**THE TASK**
Exactly reproduce each record listed below.

□ □ □

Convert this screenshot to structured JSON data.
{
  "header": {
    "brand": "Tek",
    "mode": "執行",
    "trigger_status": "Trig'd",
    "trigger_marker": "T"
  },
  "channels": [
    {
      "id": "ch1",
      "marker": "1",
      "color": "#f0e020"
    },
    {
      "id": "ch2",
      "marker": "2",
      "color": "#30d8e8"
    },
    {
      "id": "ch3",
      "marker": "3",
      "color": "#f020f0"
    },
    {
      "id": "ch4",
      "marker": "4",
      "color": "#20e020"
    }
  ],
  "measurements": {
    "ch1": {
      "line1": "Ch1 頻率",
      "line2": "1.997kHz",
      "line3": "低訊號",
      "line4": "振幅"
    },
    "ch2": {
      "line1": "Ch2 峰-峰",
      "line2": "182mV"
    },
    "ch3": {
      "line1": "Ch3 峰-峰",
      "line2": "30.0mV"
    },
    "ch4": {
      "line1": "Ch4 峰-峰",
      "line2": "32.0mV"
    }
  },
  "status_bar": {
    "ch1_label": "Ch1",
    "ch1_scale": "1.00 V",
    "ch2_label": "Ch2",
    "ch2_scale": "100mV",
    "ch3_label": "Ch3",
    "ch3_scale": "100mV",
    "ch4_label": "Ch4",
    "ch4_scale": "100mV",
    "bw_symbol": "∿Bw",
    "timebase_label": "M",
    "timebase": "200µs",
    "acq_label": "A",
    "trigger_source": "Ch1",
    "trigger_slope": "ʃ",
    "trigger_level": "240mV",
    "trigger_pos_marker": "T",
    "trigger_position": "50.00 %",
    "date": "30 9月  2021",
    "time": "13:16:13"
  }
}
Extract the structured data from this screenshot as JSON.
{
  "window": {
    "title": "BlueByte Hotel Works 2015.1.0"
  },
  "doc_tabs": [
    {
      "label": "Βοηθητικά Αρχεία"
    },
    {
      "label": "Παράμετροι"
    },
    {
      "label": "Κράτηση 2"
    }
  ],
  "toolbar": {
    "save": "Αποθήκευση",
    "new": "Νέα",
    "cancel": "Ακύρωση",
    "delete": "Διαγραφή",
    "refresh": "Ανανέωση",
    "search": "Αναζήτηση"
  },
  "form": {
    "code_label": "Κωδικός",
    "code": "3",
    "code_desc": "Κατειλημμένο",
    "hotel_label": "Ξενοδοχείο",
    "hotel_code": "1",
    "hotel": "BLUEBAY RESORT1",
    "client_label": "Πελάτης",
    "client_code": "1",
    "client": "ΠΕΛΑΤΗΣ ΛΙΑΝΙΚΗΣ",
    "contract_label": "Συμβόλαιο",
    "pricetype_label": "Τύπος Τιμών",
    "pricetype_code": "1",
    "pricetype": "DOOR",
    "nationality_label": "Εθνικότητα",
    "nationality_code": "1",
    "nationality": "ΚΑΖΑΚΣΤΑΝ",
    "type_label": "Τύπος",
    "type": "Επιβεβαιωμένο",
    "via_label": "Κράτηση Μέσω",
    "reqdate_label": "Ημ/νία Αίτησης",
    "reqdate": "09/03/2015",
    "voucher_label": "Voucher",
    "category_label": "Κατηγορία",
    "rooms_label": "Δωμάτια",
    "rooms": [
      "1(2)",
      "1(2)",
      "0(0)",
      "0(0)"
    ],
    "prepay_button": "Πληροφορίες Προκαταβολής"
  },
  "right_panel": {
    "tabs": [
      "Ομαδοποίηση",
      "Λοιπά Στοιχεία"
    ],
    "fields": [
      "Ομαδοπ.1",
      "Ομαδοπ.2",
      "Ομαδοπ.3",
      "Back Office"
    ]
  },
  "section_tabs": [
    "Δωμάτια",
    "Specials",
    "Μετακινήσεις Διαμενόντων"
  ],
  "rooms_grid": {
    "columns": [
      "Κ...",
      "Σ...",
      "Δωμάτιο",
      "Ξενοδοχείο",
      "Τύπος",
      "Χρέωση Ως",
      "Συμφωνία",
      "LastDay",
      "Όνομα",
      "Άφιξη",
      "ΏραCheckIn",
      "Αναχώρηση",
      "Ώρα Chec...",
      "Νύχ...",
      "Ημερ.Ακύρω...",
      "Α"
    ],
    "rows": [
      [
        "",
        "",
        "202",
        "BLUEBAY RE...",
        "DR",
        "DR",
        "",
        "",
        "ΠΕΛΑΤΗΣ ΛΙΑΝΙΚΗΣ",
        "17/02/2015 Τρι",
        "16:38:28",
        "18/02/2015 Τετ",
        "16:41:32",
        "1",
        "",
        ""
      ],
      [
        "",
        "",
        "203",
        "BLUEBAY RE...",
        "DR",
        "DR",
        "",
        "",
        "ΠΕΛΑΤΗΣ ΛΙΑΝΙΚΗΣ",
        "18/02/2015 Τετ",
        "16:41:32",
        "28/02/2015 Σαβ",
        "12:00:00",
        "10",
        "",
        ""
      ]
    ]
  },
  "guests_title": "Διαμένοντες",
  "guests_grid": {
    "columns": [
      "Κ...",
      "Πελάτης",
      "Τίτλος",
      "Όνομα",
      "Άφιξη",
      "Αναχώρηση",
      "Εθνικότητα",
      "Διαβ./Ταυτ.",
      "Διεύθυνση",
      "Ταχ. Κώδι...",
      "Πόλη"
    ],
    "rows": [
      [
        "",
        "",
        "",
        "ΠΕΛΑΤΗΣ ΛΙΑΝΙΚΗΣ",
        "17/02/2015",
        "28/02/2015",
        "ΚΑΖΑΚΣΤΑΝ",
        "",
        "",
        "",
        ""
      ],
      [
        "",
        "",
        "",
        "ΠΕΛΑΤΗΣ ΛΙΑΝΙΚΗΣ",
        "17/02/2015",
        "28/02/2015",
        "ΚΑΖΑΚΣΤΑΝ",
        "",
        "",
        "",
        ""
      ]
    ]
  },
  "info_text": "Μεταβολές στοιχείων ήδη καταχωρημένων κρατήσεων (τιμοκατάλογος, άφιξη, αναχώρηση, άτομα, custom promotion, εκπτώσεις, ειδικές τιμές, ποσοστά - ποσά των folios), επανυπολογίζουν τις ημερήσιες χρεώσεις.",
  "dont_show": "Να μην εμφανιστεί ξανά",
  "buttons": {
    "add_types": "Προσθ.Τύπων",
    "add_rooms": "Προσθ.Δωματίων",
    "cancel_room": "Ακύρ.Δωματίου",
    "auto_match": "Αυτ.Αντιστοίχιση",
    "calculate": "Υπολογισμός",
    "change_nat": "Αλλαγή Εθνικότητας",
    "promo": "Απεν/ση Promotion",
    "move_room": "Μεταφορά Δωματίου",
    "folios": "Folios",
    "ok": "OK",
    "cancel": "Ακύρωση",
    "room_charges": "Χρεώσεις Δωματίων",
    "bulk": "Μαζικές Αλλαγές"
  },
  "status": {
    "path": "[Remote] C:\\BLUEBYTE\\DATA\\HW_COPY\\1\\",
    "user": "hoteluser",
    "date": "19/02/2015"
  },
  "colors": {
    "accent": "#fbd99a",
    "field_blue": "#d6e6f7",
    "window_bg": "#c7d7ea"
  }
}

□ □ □

**RESPONSE**
Convert this screenshot to structured JSON data.
{
  "header": {
    "brand": "Tek",
    "mode": "執行",
    "trigger_status": "Trig'd",
    "trigger_marker": "T"
  },
  "channels": [
    {
      "id": "ch1",
      "marker": "1",
      "color": "#f0e020"
    },
    {
      "id": "ch2",
      "marker": "2",
      "color": "#30d8e8"
    },
    {
      "id": "ch3",
      "marker": "3",
      "color": "#f020f0"
    },
    {
      "id": "ch4",
      "marker": "4",
      "color": "#20e020"
    }
  ],
  "measurements": {
    "ch1": {
      "line1": "Ch1 頻率",
      "line2": "1.997kHz",
      "line3": "低訊號",
      "line4": "振幅"
    },
    "ch2": {
      "line1": "Ch2 峰-峰",
      "line2": "182mV"
    },
    "ch3": {
      "line1": "Ch3 峰-峰",
      "line2": "30.0mV"
    },
    "ch4": {
      "line1": "Ch4 峰-峰",
      "line2": "32.0mV"
    }
  },
  "status_bar": {
    "ch1_label": "Ch1",
    "ch1_scale": "1.00 V",
    "ch2_label": "Ch2",
    "ch2_scale": "100mV",
    "ch3_label": "Ch3",
    "ch3_scale": "100mV",
    "ch4_label": "Ch4",
    "ch4_scale": "100mV",
    "bw_symbol": "∿Bw",
    "timebase_label": "M",
    "timebase": "200µs",
    "acq_label": "A",
    "trigger_source": "Ch1",
    "trigger_slope": "ʃ",
    "trigger_level": "240mV",
    "trigger_pos_marker": "T",
    "trigger_position": "50.00 %",
    "date": "30 9月  2021",
    "time": "13:16:13"
  }
}
Extract the structured data from this screenshot as JSON.
{
  "window": {
    "title": "BlueByte Hotel Works 2015.1.0"
  },
  "doc_tabs": [
    {
      "label": "Βοηθητικά Αρχεία"
    },
    {
      "label": "Παράμετροι"
    },
    {
      "label": "Κράτηση 2"
    }
  ],
  "toolbar": {
    "save": "Αποθήκευση",
    "new": "Νέα",
    "cancel": "Ακύρωση",
    "delete": "Διαγραφή",
    "refresh": "Ανανέωση",
    "search": "Αναζήτηση"
  },
  "form": {
    "code_label": "Κωδικός",
    "code": "3",
    "code_desc": "Κατειλημμένο",
    "hotel_label": "Ξενοδοχείο",
    "hotel_code": "1",
    "hotel": "BLUEBAY RESORT1",
    "client_label": "Πελάτης",
    "client_code": "1",
    "client": "ΠΕΛΑΤΗΣ ΛΙΑΝΙΚΗΣ",
    "contract_label": "Συμβόλαιο",
    "pricetype_label": "Τύπος Τιμών",
    "pricetype_code": "1",
    "pricetype": "DOOR",
    "nationality_label": "Εθνικότητα",
    "nationality_code": "1",
    "nationality": "ΚΑΖΑΚΣΤΑΝ",
    "type_label": "Τύπος",
    "type": "Επιβεβαιωμένο",
    "via_label": "Κράτηση Μέσω",
    "reqdate_label": "Ημ/νία Αίτησης",
    "reqdate": "09/03/2015",
    "voucher_label": "Voucher",
    "category_label": "Κατηγορία",
    "rooms_label": "Δωμάτια",
    "rooms": [
      "1(2)",
      "1(2)",
      "0(0)",
      "0(0)"
    ],
    "prepay_button": "Πληροφορίες Προκαταβολής"
  },
  "right_panel": {
    "tabs": [
      "Ομαδοποίηση",
      "Λοιπά Στοιχεία"
    ],
    "fields": [
      "Ομαδοπ.1",
      "Ομαδοπ.2",
      "Ομαδοπ.3",
      "Back Office"
    ]
  },
  "section_tabs": [
    "Δωμάτια",
    "Specials",
    "Μετακινήσεις Διαμενόντων"
  ],
  "rooms_grid": {
    "columns": [
      "Κ...",
      "Σ...",
      "Δωμάτιο",
      "Ξενοδοχείο",
      "Τύπος",
      "Χρέωση Ως",
      "Συμφωνία",
      "LastDay",
      "Όνομα",
      "Άφιξη",
      "ΏραCheckIn",
      "Αναχώρηση",
      "Ώρα Chec...",
      "Νύχ...",
      "Ημερ.Ακύρω...",
      "Α"
    ],
    "rows": [
      [
        "",
        "",
        "202",
        "BLUEBAY RE...",
        "DR",
        "DR",
        "",
        "",
        "ΠΕΛΑΤΗΣ ΛΙΑΝΙΚΗΣ",
        "17/02/2015 Τρι",
        "16:38:28",
        "18/02/2015 Τετ",
        "16:41:32",
        "1",
        "",
        ""
      ],
      [
        "",
        "",
        "203",
        "BLUEBAY RE...",
        "DR",
        "DR",
        "",
        "",
        "ΠΕΛΑΤΗΣ ΛΙΑΝΙΚΗΣ",
        "18/02/2015 Τετ",
        "16:41:32",
        "28/02/2015 Σαβ",
        "12:00:00",
        "10",
        "",
        ""
      ]
    ]
  },
  "guests_title": "Διαμένοντες",
  "guests_grid": {
    "columns": [
      "Κ...",
      "Πελάτης",
      "Τίτλος",
      "Όνομα",
      "Άφιξη",
      "Αναχώρηση",
      "Εθνικότητα",
      "Διαβ./Ταυτ.",
      "Διεύθυνση",
      "Ταχ. Κώδι...",
      "Πόλη"
    ],
    "rows": [
      [
        "",
        "",
        "",
        "ΠΕΛΑΤΗΣ ΛΙΑΝΙΚΗΣ",
        "17/02/2015",
        "28/02/2015",
        "ΚΑΖΑΚΣΤΑΝ",
        "",
        "",
        "",
        ""
      ],
      [
        "",
        "",
        "",
        "ΠΕΛΑΤΗΣ ΛΙΑΝΙΚΗΣ",
        "17/02/2015",
        "28/02/2015",
        "ΚΑΖΑΚΣΤΑΝ",
        "",
        "",
        "",
        ""
      ]
    ]
  },
  "info_text": "Μεταβολές στοιχείων ήδη καταχωρημένων κρατήσεων (τιμοκατάλογος, άφιξη, αναχώρηση, άτομα, custom promotion, εκπτώσεις, ειδικές τιμές, ποσοστά - ποσά των folios), επανυπολογίζουν τις ημερήσιες χρεώσεις.",
  "dont_show": "Να μην εμφανιστεί ξανά",
  "buttons": {
    "add_types": "Προσθ.Τύπων",
    "add_rooms": "Προσθ.Δωματίων",
    "cancel_room": "Ακύρ.Δωματίου",
    "auto_match": "Αυτ.Αντιστοίχιση",
    "calculate": "Υπολογισμός",
    "change_nat": "Αλλαγή Εθνικότητας",
    "promo": "Απεν/ση Promotion",
    "move_room": "Μεταφορά Δωματίου",
    "folios": "Folios",
    "ok": "OK",
    "cancel": "Ακύρωση",
    "room_charges": "Χρεώσεις Δωματίων",
    "bulk": "Μαζικές Αλλαγές"
  },
  "status": {
    "path": "[Remote] C:\\BLUEBYTE\\DATA\\HW_COPY\\1\\",
    "user": "hoteluser",
    "date": "19/02/2015"
  },
  "colors": {
    "accent": "#fbd99a",
    "field_blue": "#d6e6f7",
    "window_bg": "#c7d7ea"
  }
}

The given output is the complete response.